By Barbara Kollmeyer
After Wednesday’s downside inflation surprise rallied stocks and ushered the Nasdaq /zigman2/quotes/210598365/realtime COMP +1.63% out of a bear market , some may be wondering if a meltup is around the corner.
Stocks are rising as investors also waking up to more good news on falling U.S. gasoline prices (see below) and producer price inflation.
But should investors really count on prices continuing to fall from here? For one thing, war continues to rage in Ukraine, fueling Europe’s energy crisis and winter is coming. The Fed is probably also “far from declaring victory over inflation,” say Jefferies strategists.
“Jefferies economic team still believes that there is a persistent component to inflation, stemming from housing and labor shortages, which will not be resolved any time soon and these two forces outght to put a floor under core CPI at around 4%,” notes a team led by Sean Darby, global equity strategist, in a fresh note to clients.
One takeaway from that 8.5% July CPI reading is that “the risk of an overtightening in U.S. financial conditions has been removed. A deep U.S. curve inversion is unlikely now,” said Darby.

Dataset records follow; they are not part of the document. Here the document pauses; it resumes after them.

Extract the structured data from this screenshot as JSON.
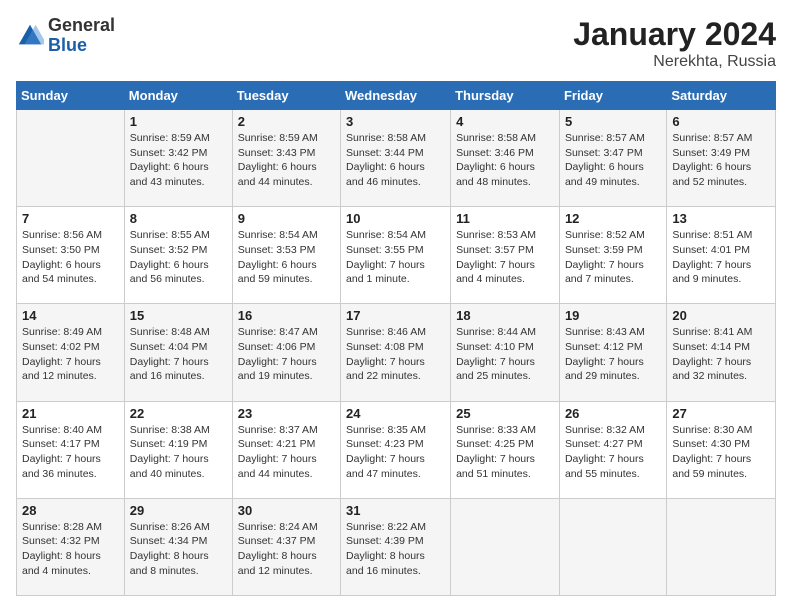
{
  "header": {
    "logo": {
      "general": "General",
      "blue": "Blue"
    },
    "title": "January 2024",
    "location": "Nerekhta, Russia"
  },
  "calendar": {
    "days_of_week": [
      "Sunday",
      "Monday",
      "Tuesday",
      "Wednesday",
      "Thursday",
      "Friday",
      "Saturday"
    ],
    "weeks": [
      [
        {
          "day": "",
          "info": ""
        },
        {
          "day": "1",
          "info": "Sunrise: 8:59 AM\nSunset: 3:42 PM\nDaylight: 6 hours\nand 43 minutes."
        },
        {
          "day": "2",
          "info": "Sunrise: 8:59 AM\nSunset: 3:43 PM\nDaylight: 6 hours\nand 44 minutes."
        },
        {
          "day": "3",
          "info": "Sunrise: 8:58 AM\nSunset: 3:44 PM\nDaylight: 6 hours\nand 46 minutes."
        },
        {
          "day": "4",
          "info": "Sunrise: 8:58 AM\nSunset: 3:46 PM\nDaylight: 6 hours\nand 48 minutes."
        },
        {
          "day": "5",
          "info": "Sunrise: 8:57 AM\nSunset: 3:47 PM\nDaylight: 6 hours\nand 49 minutes."
        },
        {
          "day": "6",
          "info": "Sunrise: 8:57 AM\nSunset: 3:49 PM\nDaylight: 6 hours\nand 52 minutes."
        }
      ],
      [
        {
          "day": "7",
          "info": "Sunrise: 8:56 AM\nSunset: 3:50 PM\nDaylight: 6 hours\nand 54 minutes."
        },
        {
          "day": "8",
          "info": "Sunrise: 8:55 AM\nSunset: 3:52 PM\nDaylight: 6 hours\nand 56 minutes."
        },
        {
          "day": "9",
          "info": "Sunrise: 8:54 AM\nSunset: 3:53 PM\nDaylight: 6 hours\nand 59 minutes."
        },
        {
          "day": "10",
          "info": "Sunrise: 8:54 AM\nSunset: 3:55 PM\nDaylight: 7 hours\nand 1 minute."
        },
        {
          "day": "11",
          "info": "Sunrise: 8:53 AM\nSunset: 3:57 PM\nDaylight: 7 hours\nand 4 minutes."
        },
        {
          "day": "12",
          "info": "Sunrise: 8:52 AM\nSunset: 3:59 PM\nDaylight: 7 hours\nand 7 minutes."
        },
        {
          "day": "13",
          "info": "Sunrise: 8:51 AM\nSunset: 4:01 PM\nDaylight: 7 hours\nand 9 minutes."
        }
      ],
      [
        {
          "day": "14",
          "info": "Sunrise: 8:49 AM\nSunset: 4:02 PM\nDaylight: 7 hours\nand 12 minutes."
        },
        {
          "day": "15",
          "info": "Sunrise: 8:48 AM\nSunset: 4:04 PM\nDaylight: 7 hours\nand 16 minutes."
        },
        {
          "day": "16",
          "info": "Sunrise: 8:47 AM\nSunset: 4:06 PM\nDaylight: 7 hours\nand 19 minutes."
        },
        {
          "day": "17",
          "info": "Sunrise: 8:46 AM\nSunset: 4:08 PM\nDaylight: 7 hours\nand 22 minutes."
        },
        {
          "day": "18",
          "info": "Sunrise: 8:44 AM\nSunset: 4:10 PM\nDaylight: 7 hours\nand 25 minutes."
        },
        {
          "day": "19",
          "info": "Sunrise: 8:43 AM\nSunset: 4:12 PM\nDaylight: 7 hours\nand 29 minutes."
        },
        {
          "day": "20",
          "info": "Sunrise: 8:41 AM\nSunset: 4:14 PM\nDaylight: 7 hours\nand 32 minutes."
        }
      ],
      [
        {
          "day": "21",
          "info": "Sunrise: 8:40 AM\nSunset: 4:17 PM\nDaylight: 7 hours\nand 36 minutes."
        },
        {
          "day": "22",
          "info": "Sunrise: 8:38 AM\nSunset: 4:19 PM\nDaylight: 7 hours\nand 40 minutes."
        },
        {
          "day": "23",
          "info": "Sunrise: 8:37 AM\nSunset: 4:21 PM\nDaylight: 7 hours\nand 44 minutes."
        },
        {
          "day": "24",
          "info": "Sunrise: 8:35 AM\nSunset: 4:23 PM\nDaylight: 7 hours\nand 47 minutes."
        },
        {
          "day": "25",
          "info": "Sunrise: 8:33 AM\nSunset: 4:25 PM\nDaylight: 7 hours\nand 51 minutes."
        },
        {
          "day": "26",
          "info": "Sunrise: 8:32 AM\nSunset: 4:27 PM\nDaylight: 7 hours\nand 55 minutes."
        },
        {
          "day": "27",
          "info": "Sunrise: 8:30 AM\nSunset: 4:30 PM\nDaylight: 7 hours\nand 59 minutes."
        }
      ],
      [
        {
          "day": "28",
          "info": "Sunrise: 8:28 AM\nSunset: 4:32 PM\nDaylight: 8 hours\nand 4 minutes."
        },
        {
          "day": "29",
          "info": "Sunrise: 8:26 AM\nSunset: 4:34 PM\nDaylight: 8 hours\nand 8 minutes."
        },
        {
          "day": "30",
          "info": "Sunrise: 8:24 AM\nSunset: 4:37 PM\nDaylight: 8 hours\nand 12 minutes."
        },
        {
          "day": "31",
          "info": "Sunrise: 8:22 AM\nSunset: 4:39 PM\nDaylight: 8 hours\nand 16 minutes."
        },
        {
          "day": "",
          "info": ""
        },
        {
          "day": "",
          "info": ""
        },
        {
          "day": "",
          "info": ""
        }
      ]
    ]
  }
}
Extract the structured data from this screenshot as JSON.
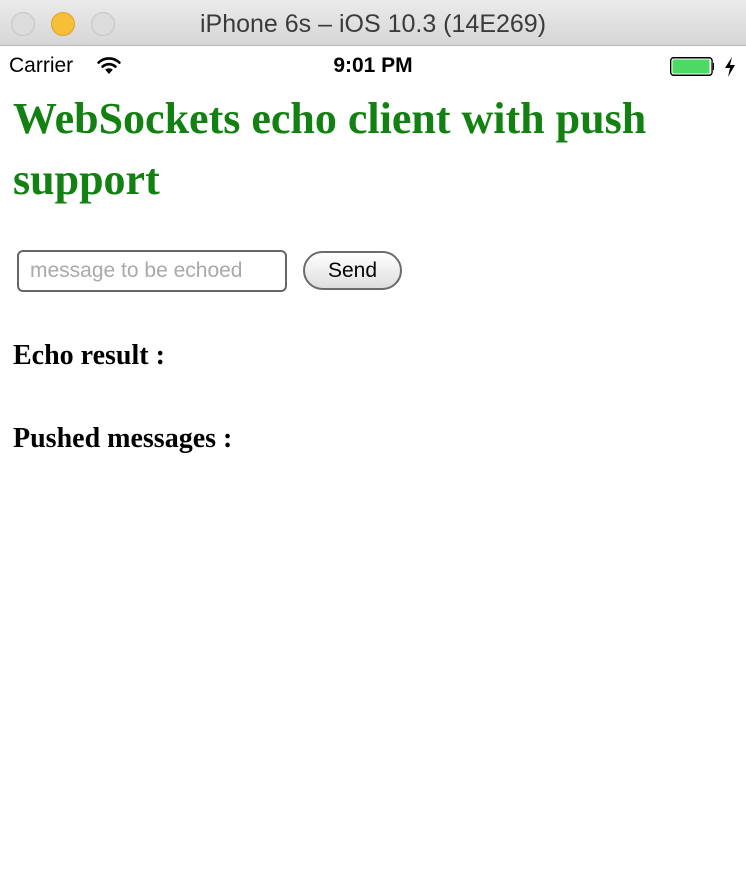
{
  "window": {
    "title": "iPhone 6s – iOS 10.3 (14E269)"
  },
  "status_bar": {
    "carrier": "Carrier",
    "time": "9:01 PM",
    "battery_level": 1.0,
    "charging": true
  },
  "page": {
    "title": "WebSockets echo client with push support",
    "message_input": {
      "value": "",
      "placeholder": "message to be echoed"
    },
    "send_label": "Send",
    "echo_result_label": "Echo result :",
    "pushed_messages_label": "Pushed messages :"
  },
  "colors": {
    "title_green": "#128112",
    "battery_green": "#4cd964"
  }
}
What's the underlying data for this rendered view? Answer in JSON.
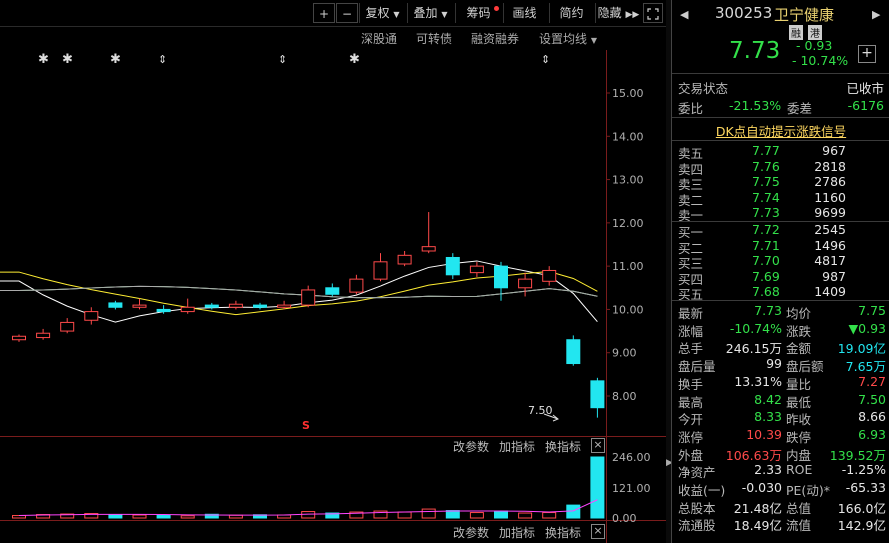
{
  "toolbar": {
    "plus": "+",
    "minus": "−",
    "fuquan": "复权",
    "diejia": "叠加",
    "chouma": "筹码",
    "huaxian": "画线",
    "jianyue": "简约",
    "yincang": "隐藏"
  },
  "subbar": {
    "shengutong": "深股通",
    "kezhuanzhai": "可转债",
    "rongzirongquan": "融资融券",
    "set_ma": "设置均线"
  },
  "price_axis": [
    "15.00",
    "14.00",
    "13.00",
    "12.00",
    "11.00",
    "10.00",
    "9.00",
    "8.00"
  ],
  "vol_axis": [
    "246.00",
    "121.00",
    "0.00"
  ],
  "low_label": "7.50",
  "s_marker": "S",
  "indicator_bar": {
    "edit_params": "改参数",
    "add_indicator": "加指标",
    "switch_indicator": "换指标",
    "close": "×"
  },
  "chart_data": {
    "type": "candlestick",
    "candles": [
      {
        "o": 9.3,
        "c": 9.38,
        "h": 9.42,
        "l": 9.25,
        "v": 10
      },
      {
        "o": 9.35,
        "c": 9.45,
        "h": 9.55,
        "l": 9.3,
        "v": 14
      },
      {
        "o": 9.5,
        "c": 9.7,
        "h": 9.8,
        "l": 9.45,
        "v": 16
      },
      {
        "o": 9.75,
        "c": 9.95,
        "h": 10.05,
        "l": 9.65,
        "v": 18
      },
      {
        "o": 10.15,
        "c": 10.05,
        "h": 10.2,
        "l": 10.0,
        "v": 14
      },
      {
        "o": 10.05,
        "c": 10.1,
        "h": 10.25,
        "l": 10.0,
        "v": 12
      },
      {
        "o": 10.0,
        "c": 9.95,
        "h": 10.1,
        "l": 9.9,
        "v": 10
      },
      {
        "o": 9.95,
        "c": 10.05,
        "h": 10.25,
        "l": 9.9,
        "v": 9
      },
      {
        "o": 10.1,
        "c": 10.05,
        "h": 10.15,
        "l": 10.0,
        "v": 15
      },
      {
        "o": 10.05,
        "c": 10.12,
        "h": 10.2,
        "l": 10.0,
        "v": 11
      },
      {
        "o": 10.1,
        "c": 10.05,
        "h": 10.15,
        "l": 10.0,
        "v": 13
      },
      {
        "o": 10.05,
        "c": 10.1,
        "h": 10.2,
        "l": 10.0,
        "v": 12
      },
      {
        "o": 10.1,
        "c": 10.45,
        "h": 10.55,
        "l": 10.05,
        "v": 26
      },
      {
        "o": 10.5,
        "c": 10.35,
        "h": 10.6,
        "l": 10.3,
        "v": 20
      },
      {
        "o": 10.4,
        "c": 10.7,
        "h": 10.8,
        "l": 10.35,
        "v": 24
      },
      {
        "o": 10.7,
        "c": 11.1,
        "h": 11.3,
        "l": 10.65,
        "v": 28
      },
      {
        "o": 11.05,
        "c": 11.25,
        "h": 11.35,
        "l": 11.0,
        "v": 24
      },
      {
        "o": 11.35,
        "c": 11.45,
        "h": 12.25,
        "l": 11.3,
        "v": 36
      },
      {
        "o": 11.2,
        "c": 10.8,
        "h": 11.3,
        "l": 10.7,
        "v": 30
      },
      {
        "o": 10.85,
        "c": 11.0,
        "h": 11.1,
        "l": 10.75,
        "v": 22
      },
      {
        "o": 11.0,
        "c": 10.5,
        "h": 11.1,
        "l": 10.2,
        "v": 28
      },
      {
        "o": 10.5,
        "c": 10.7,
        "h": 10.85,
        "l": 10.3,
        "v": 20
      },
      {
        "o": 10.65,
        "c": 10.9,
        "h": 11.0,
        "l": 10.55,
        "v": 22
      },
      {
        "o": 9.3,
        "c": 8.75,
        "h": 9.4,
        "l": 8.7,
        "v": 52
      },
      {
        "o": 8.35,
        "c": 7.73,
        "h": 8.42,
        "l": 7.5,
        "v": 246
      }
    ]
  },
  "header": {
    "code": "300253",
    "name": "卫宁健康",
    "tag_rong": "融",
    "tag_gang": "港",
    "price": "7.73",
    "change": "- 0.93",
    "change_pct": "- 10.74%",
    "add": "+"
  },
  "status": {
    "label": "交易状态",
    "value": "已收市"
  },
  "weibi": {
    "label1": "委比",
    "value1": "-21.53%",
    "label2": "委差",
    "value2": "-6176"
  },
  "dk_signal": "DK点自动提示涨跌信号",
  "asks": [
    {
      "label": "卖五",
      "price": "7.77",
      "vol": "967"
    },
    {
      "label": "卖四",
      "price": "7.76",
      "vol": "2818"
    },
    {
      "label": "卖三",
      "price": "7.75",
      "vol": "2786"
    },
    {
      "label": "卖二",
      "price": "7.74",
      "vol": "1160"
    },
    {
      "label": "卖一",
      "price": "7.73",
      "vol": "9699"
    }
  ],
  "bids": [
    {
      "label": "买一",
      "price": "7.72",
      "vol": "2545"
    },
    {
      "label": "买二",
      "price": "7.71",
      "vol": "1496"
    },
    {
      "label": "买三",
      "price": "7.70",
      "vol": "4817"
    },
    {
      "label": "买四",
      "price": "7.69",
      "vol": "987"
    },
    {
      "label": "买五",
      "price": "7.68",
      "vol": "1409"
    }
  ],
  "stats": [
    {
      "l1": "最新",
      "v1": "7.73",
      "l2": "均价",
      "v2": "7.75"
    },
    {
      "l1": "涨幅",
      "v1": "-10.74%",
      "l2": "涨跌",
      "v2": "▼0.93"
    },
    {
      "l1": "总手",
      "v1": "246.15万",
      "l2": "金额",
      "v2": "19.09亿"
    },
    {
      "l1": "盘后量",
      "v1": "99",
      "l2": "盘后额",
      "v2": "7.65万"
    },
    {
      "l1": "换手",
      "v1": "13.31%",
      "l2": "量比",
      "v2": "7.27"
    },
    {
      "l1": "最高",
      "v1": "8.42",
      "l2": "最低",
      "v2": "7.50"
    },
    {
      "l1": "今开",
      "v1": "8.33",
      "l2": "昨收",
      "v2": "8.66"
    },
    {
      "l1": "涨停",
      "v1": "10.39",
      "l2": "跌停",
      "v2": "6.93"
    },
    {
      "l1": "外盘",
      "v1": "106.63万",
      "l2": "内盘",
      "v2": "139.52万"
    },
    {
      "l1": "净资产",
      "v1": "2.33",
      "l2": "ROE",
      "v2": "-1.25%"
    },
    {
      "l1": "收益(一)",
      "v1": "-0.030",
      "l2": "PE(动)*",
      "v2": "-65.33"
    },
    {
      "l1": "总股本",
      "v1": "21.48亿",
      "l2": "总值",
      "v2": "166.0亿"
    },
    {
      "l1": "流通股",
      "v1": "18.49亿",
      "l2": "流值",
      "v2": "142.9亿"
    }
  ],
  "colors": {
    "up": "#ff4a4a",
    "down": "#22e6f0",
    "green": "#33e04a"
  }
}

In our call of the day , we look at some switching up of stock strategies post data from Darby and the team.
Jefferies’ U.S. financial conditions index has “turned from its extreme,” and they are now taking a long, or bullish stance on an early cyclical basket over defensives, and have also upgraded financials to bullish. They’ve shifted to a bearish stance on healthcare.
Here’s a table showing which stocks have been the best performers after the yield curve has moved from inversion to steepening:
Darby also thinks the dollar /zigman2/quotes/210598269/delayed DXY -1.17% has likely peaked, prompting them to go long on a basket of S&P 500 /zigman2/quotes/210599714/realtime SPX +1.64% dollar beneficiaries, while they continue to prefer gold mining stocks on a view the Fed will find it tough to return to 2% inflation.
This Jefferies chart shows S&P 500 stocks that have been best performers three months after the Dollar Spot Index peaked in 2020.
“The drop in gasoline prices, long-term rates and CPI is excellent news for the global consumer. We have highlighted that never in history has global consumer confidence numbers been so ubiquitously bad,” said Darby, who is also lifting their weighting in a consumer discretionary basket to bullish.
U.S. stocks /zigman2/quotes/210598065/realtime DJIA +1.60% /zigman2/quotes/210599714/realtime SPX +1.64% /zigman2/quotes/210598365/realtime COMP +1.63% are higher, with bond yields /zigman2/quotes/211347045/realtime BX:TMUBMUSD02Y -3.93% /zigman2/quotes/211347051/realtime BX:TMUBMUSD10Y -5.27% dropping, along with the dollar /zigman2/quotes/210598269/delayed DXY -1.17% . Oil prices /zigman2/quotes/211629951/delayed CL.1 +4.64% are higher after the International Energy Agency said European heatwaves have been boosting demand for the commodity .
More encouraging news on inflation, as producer prices fell 0.5% in July on the heels of a 1% gain in the prior month. Earlier, AAA data showed gasoline prices dropping below $4 per gallon for the first time in months. Meanwhile, weekly jobless claims rose by 14,000.
Disney /zigman2/quotes/203410047/composite DIS +3.21% shares are climbing after the entertainment giant’s streaming subscriber numbers beat those of Netflix /zigman2/quotes/202353025/composite NFLX +8.32% , and it is hiking prices of those services by 38%. Also, Disney results may mark the end to streaming wars .